Further consideration of SPCs
Four recent cases have dealt with the requirements to obtain an SPC. In three of these cases, Arnold J has considered the meaning of Article 3(a) of the SPC Regulation which requires that for an SPC to be granted, the relevant "product" must be "protected by a basic patent". In the fourth case, Arnold J considered the meaning of Article 3(d) of the SPC Regulation and whether an SPC can be granted for a new and inventive formulation of an old active ingredient
Court of Appeal judgment on employee compensation - Shanks v Unilever
The Court of Appeal has considered the meaning of "outstanding benefit" in relation to a claim for employee compensation under s.40 of the Patents Act 1977
How to construe a patent – recent developments
A string of recent English court decisions have grappled with issues of patent construction considering, in particular, how a notional skilled person would interpret a divisional patent or the impact of a reference in a patent to comparative examples of prior art
Prior art in the internet age
Two recent cases (one in the EPO and the other in the UK Court of Appeal ) deal with establishing the existence of prior art on the internet
"We'll sue you if you don't stop …" more flexibility to threaten IP proceedings under the new Unjustified Threats legislation in the UK

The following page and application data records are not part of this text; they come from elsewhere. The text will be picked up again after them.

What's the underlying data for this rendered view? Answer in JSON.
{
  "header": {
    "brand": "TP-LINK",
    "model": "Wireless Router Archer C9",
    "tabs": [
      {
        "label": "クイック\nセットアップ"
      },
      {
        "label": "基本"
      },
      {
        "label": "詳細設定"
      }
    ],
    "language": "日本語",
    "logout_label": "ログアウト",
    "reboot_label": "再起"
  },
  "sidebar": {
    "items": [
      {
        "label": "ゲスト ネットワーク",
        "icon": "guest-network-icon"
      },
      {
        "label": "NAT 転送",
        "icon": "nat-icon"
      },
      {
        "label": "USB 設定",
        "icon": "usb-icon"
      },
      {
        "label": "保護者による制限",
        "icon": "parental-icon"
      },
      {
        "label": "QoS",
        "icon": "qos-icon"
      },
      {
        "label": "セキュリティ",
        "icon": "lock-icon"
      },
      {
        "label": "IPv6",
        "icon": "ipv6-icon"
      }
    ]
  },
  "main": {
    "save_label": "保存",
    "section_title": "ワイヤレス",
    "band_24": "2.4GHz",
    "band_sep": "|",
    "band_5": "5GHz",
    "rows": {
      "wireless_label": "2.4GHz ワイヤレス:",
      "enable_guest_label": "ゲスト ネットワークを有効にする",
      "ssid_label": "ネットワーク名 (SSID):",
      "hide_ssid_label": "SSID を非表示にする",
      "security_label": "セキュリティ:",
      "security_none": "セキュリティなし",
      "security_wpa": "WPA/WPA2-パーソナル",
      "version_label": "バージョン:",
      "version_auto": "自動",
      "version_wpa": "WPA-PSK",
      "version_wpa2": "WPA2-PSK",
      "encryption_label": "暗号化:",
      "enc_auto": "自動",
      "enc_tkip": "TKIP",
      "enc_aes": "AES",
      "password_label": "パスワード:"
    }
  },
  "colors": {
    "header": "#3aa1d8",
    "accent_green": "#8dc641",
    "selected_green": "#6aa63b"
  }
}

The new Intellectual Property (Unjustified Threats) Act 2017 confirms what can be a threat whilst providing for "permitted communications" or communications for "permitted purposes" which cannot be threats
The contents of this publication, current at the date of publication set out above, are for reference purposes only. They do not constitute legal advice and should not be relied upon as such. Specific legal advice about your specific circumstances should always be sought separately before taking any action based on this publication.
© Herbert Smith Freehills 2020